    July 28, 2014

  • GN140725 fair faces flowers 2 OUR VIEW: Another great fair is in the books Here at The Goshen News there are always mixed feelings when the Elkhart County 4-H Fair concludes for the year. On one hand, we’re as exhausted as anybody. This year’s nine-day event kicked off on July 18 and ran seemingly non-stop until the Mad Bom

    July 27, 2014 1 Photo

  • Full STEAM ahead for Fairfield Fairfield Community School students and parents are enjoying their summer holiday and the Elkhart County 4-H Fair this week, but looking ahead to the coming school year, there are big decisions to be made that will impact their lives.The school board

    July 26, 2014

Parade
Magazine

Click HERE to read all your Parade favorites including Hollywood Wire, Celebrity interviews and photo galleries, Food recipes and cooking tips, Games and lots more.
AP Video
US: We Do Not Pay Ransom to Terrorists Ferguson Teachers Training to Deal With Trauma Jon Hamm on the Unrest in Ferguson Tit for Tat? McDonald's Shuttered in Moscow Life on the Professional Video Game Circuit TX Gov Perry in Washington: 'Confident' in Case Hospital Releases Two Missionaries Who Had Ebola Ramen Health Risks: The Dark Side of the Noodle NYC Doctor-in-chief Seeks Community Approach Indonesian Police Fire Tear Gas at Protesters Raw: Shots Fired in Liberian Shantytown DOJ, Bank of America Reach Record Settlement Raw: Cubavision Airs Images of Fidel Castro Raw: Grief After Deadly Airstrikes in Gaza Officer Who Pointed Gun at Protesters Suspended Kathy Griffin Challenges Minaj to 'a Booty Off' Johnson: Six Arrests, No Tear Gas in Ferguson Raw: Rescue, Relief Efforts at Japan Landslide Cadavers, a Teen, and a Medical School Dream California Drought Stings Honeybees, Beekeepers
Poll

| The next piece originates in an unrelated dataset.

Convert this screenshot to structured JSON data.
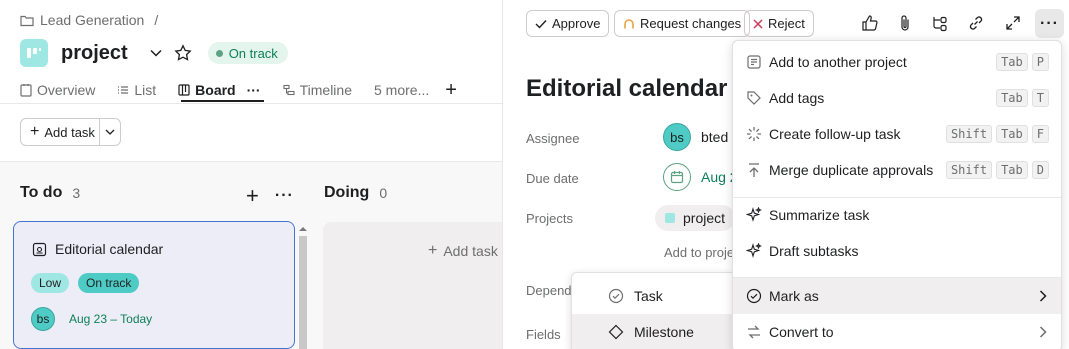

Three Goshen elementary schools — Chandler, Chamberlain and West Goshen — are providing free meals to all students during the school year as part of the U.S. Department of Agriculture’s Community Eligibility Provision of the Healthy Hunger-Free Kids Act of 2010. Nearly 80 percent of students at Chandler, 89 percent of students at Chamberlain and 78 percent of students at West Goshen already qualify for free or reduced-price lunches based on their family income. How do you feel about the new lunch program?

I think it’s a good idea to feed all the students free of charge
I think those who can afford it should pay for their school meals
I think all students should be required to pay for their school meals
     View Results